The Naked Dead Elephant in the Middle of the Room
nytheatre.com review by Ryan Emmons
August 13, 2008
Here is a show that is so honest with itself and its audience about what it is that you cannot help but sit back and enjoy the ride. The play is structured similarly to [title of show] and in fact calls itself out on this towards the end. It opens with Edmond, a playwright who is trying to write a play. The show is aware of its theatricality from the start: Edmond is constantly explaining theatrical devices to the audience or typing out loud "the lights shift" as the lights on stage shift. The characters are always aware that what is actually happening on stage is not very good, but at least it is what people expect/want to see.
The Naked Dead Elephant in the Middle of the Room is about what it takes to get an audience into a theatre. Edmond is in a constant battle between what he wants to write and what he needs to write. The concept of the play therefore leads to nudity, violence, simulated sex, cross dressing, some very bad words, and five flamboyantly gay characters.

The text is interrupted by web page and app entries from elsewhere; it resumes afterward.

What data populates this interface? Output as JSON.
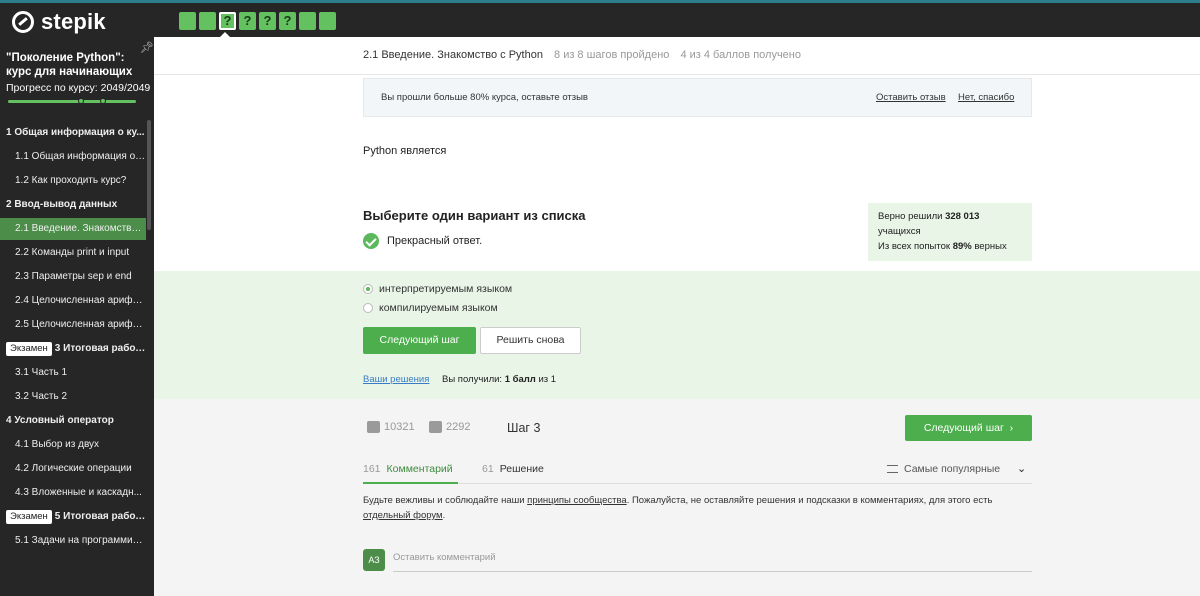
{
  "topbar": {
    "logo_text": "stepik",
    "steps": [
      "",
      "",
      "?",
      "?",
      "?",
      "?",
      "",
      ""
    ]
  },
  "sidebar": {
    "course_title": "\"Поколение Python\": курс для начинающих",
    "progress_label": "Прогресс по курсу:  2049/2049",
    "items": [
      {
        "label": "1  Общая информация о ку...",
        "kind": "section"
      },
      {
        "label": "1.1  Общая информация о ...",
        "kind": "lesson"
      },
      {
        "label": "1.2  Как проходить курс?",
        "kind": "lesson"
      },
      {
        "label": "2  Ввод-вывод данных",
        "kind": "section"
      },
      {
        "label": "2.1  Введение. Знакомство ...",
        "kind": "lesson-active"
      },
      {
        "label": "2.2  Команды print и input",
        "kind": "lesson"
      },
      {
        "label": "2.3  Параметры sep и end",
        "kind": "lesson"
      },
      {
        "label": "2.4  Целочисленная арифм...",
        "kind": "lesson"
      },
      {
        "label": "2.5  Целочисленная арифм...",
        "kind": "lesson"
      },
      {
        "label": "3  Итоговая работа...",
        "kind": "section-exam",
        "badge": "Экзамен"
      },
      {
        "label": "3.1  Часть 1",
        "kind": "lesson"
      },
      {
        "label": "3.2  Часть 2",
        "kind": "lesson"
      },
      {
        "label": "4  Условный оператор",
        "kind": "section"
      },
      {
        "label": "4.1  Выбор из двух",
        "kind": "lesson"
      },
      {
        "label": "4.2  Логические операции",
        "kind": "lesson"
      },
      {
        "label": "4.3  Вложенные и каскадн...",
        "kind": "lesson"
      },
      {
        "label": "5  Итоговая работа...",
        "kind": "section-exam",
        "badge": "Экзамен"
      },
      {
        "label": "5.1  Задачи на программир...",
        "kind": "lesson"
      }
    ]
  },
  "header": {
    "lesson": "2.1 Введение. Знакомство с Python",
    "steps_done": "8 из 8 шагов пройдено",
    "points": "4 из 4 баллов  получено"
  },
  "notice": {
    "text": "Вы прошли больше 80% курса, оставьте отзыв",
    "leave_review": "Оставить отзыв",
    "no_thanks": "Нет, спасибо"
  },
  "question": {
    "text": "Python является",
    "choose_label": "Выберите один вариант из списка",
    "feedback": "Прекрасный ответ.",
    "options": [
      "интерпретируемым языком",
      "компилируемым языком"
    ],
    "selected_index": 0
  },
  "stats": {
    "line1": "Верно решили ",
    "solved_count": "328 013",
    "line2": "учащихся",
    "line3a": "Из всех попыток ",
    "percent": "89%",
    "line3b": " верных"
  },
  "actions": {
    "next_step": "Следующий шаг",
    "solve_again": "Решить снова",
    "your_solutions": "Ваши решения",
    "score_prefix": "Вы получили: ",
    "score_value": "1 балл",
    "score_suffix": " из 1"
  },
  "footer": {
    "likes": "10321",
    "dislikes": "2292",
    "step_label": "Шаг 3",
    "next_step": "Следующий шаг",
    "comments_count": "161",
    "comments_tab": "Комментарий",
    "solutions_count": "61",
    "solutions_tab": "Решение",
    "sort_label": "Самые популярные",
    "rules_a": "Будьте вежливы и соблюдайте наши ",
    "rules_link1": "принципы сообщества",
    "rules_b": ". Пожалуйста, не оставляйте решения и подсказки в комментариях, для этого есть ",
    "rules_link2": "отдельный форум",
    "rules_c": ".",
    "avatar_initials": "АЗ",
    "comment_placeholder": "Оставить комментарий"
  }
}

Larson Rose does an excellent job in directing such a trashy play (that he also wrote). This is a play that could easily reprimand and bite the audience for coming just for cheap thrills, but this production never does more than point out the frivolousness of this kind of theatre. Our leading character Edmond suggests that perhaps one day people will be ready for a different kind of theatre but that it is not his battle to fight—the battle he is fighting is to get an audience. Behind every taboo act there is little reason why it is happening other than that this is what sells and creates a stir (or press). The question of The Naked Dead Elephant in the Middle of the Room becomes, what am I looking for when I go to a play?
Edmond's boyfriend Jack is played by Jim deProphetis who is convincing in any scenario that Edmond writes him into, from having sex with a critic (Jesse Stewart) to cheating on his boyfriend with a tall man dressed like Scarlett O'Hara (played by Zach Held). Keith Broughton plays Edmond. The fifth character is a silent role played by Roy James Brown. The gimmick here is that it would be too expensive to pay an actor who has lines, so they just use "the house manager." This leads to a very funny bit of audience participation when a fifth character is needed to say a line.
Overall the acting is, very much like the plot, supported by very little. I never got the sense that these characters believed what was happening on stage was real. It seemed as though they knew as well as the audience that any scene could be re-written and that this was in fact a play. Everything was a little bit funny to the actors on stage, even if someone was being shot. I could not tell if this was a case of intentionally bad acting , but what I got was this: you do not need good acting or a rotating set or almost any plot or cool lighting—all you need is five guys willing to drop their shorts and expose. . .the true motivation of what attracts people to the theatre.